+++ DATASET RECORDS

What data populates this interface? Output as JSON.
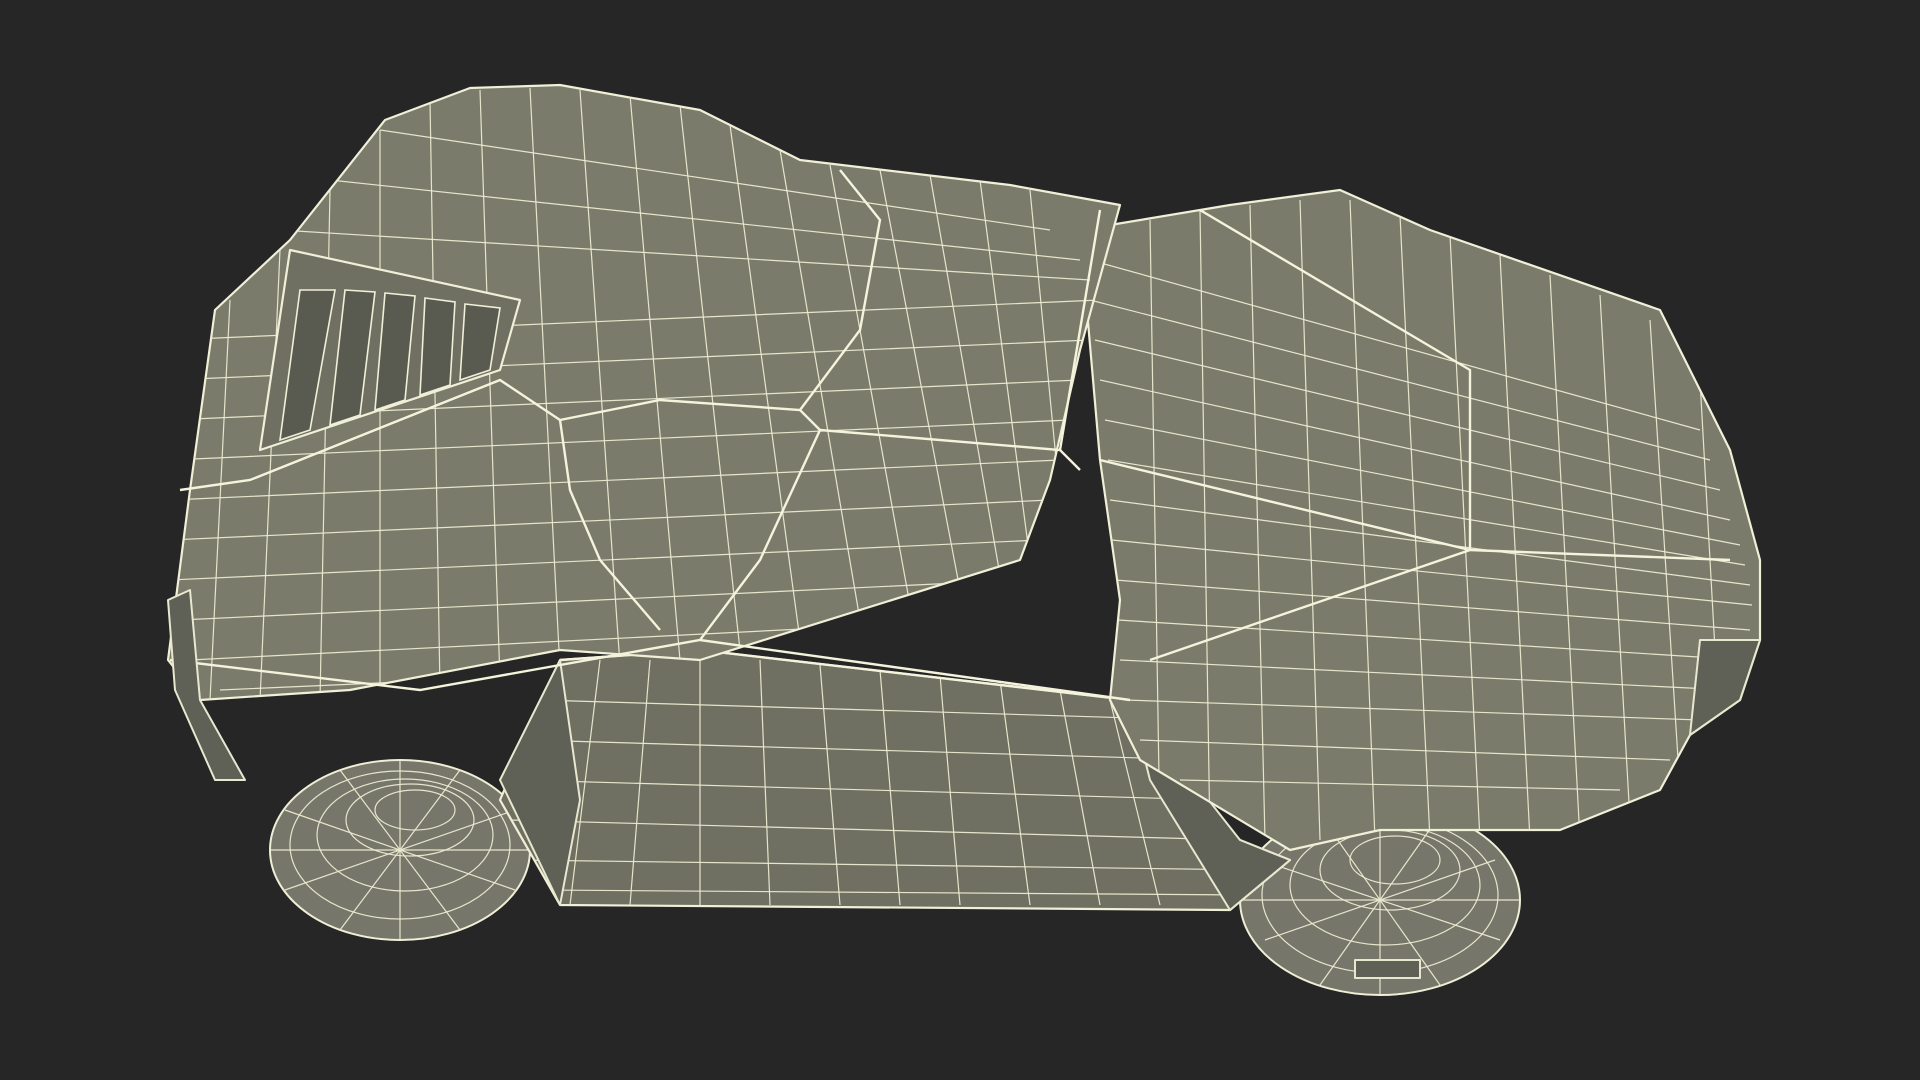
{
  "scene": {
    "subject": "robotic-lawn-mower-wireframe",
    "colors": {
      "background": "#262626",
      "surface": "#7a7b6b",
      "wireframe": "#f0efd8"
    }
  }
}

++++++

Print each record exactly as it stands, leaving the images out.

ANSWER TO THE EXERCISE:
What data populates this interface? Output as JSON.
{
  "scene": {
    "subject": "robotic-lawn-mower-wireframe",
    "colors": {
      "background": "#262626",
      "surface": "#7a7b6b",
      "wireframe": "#f0efd8"
    }
  }
}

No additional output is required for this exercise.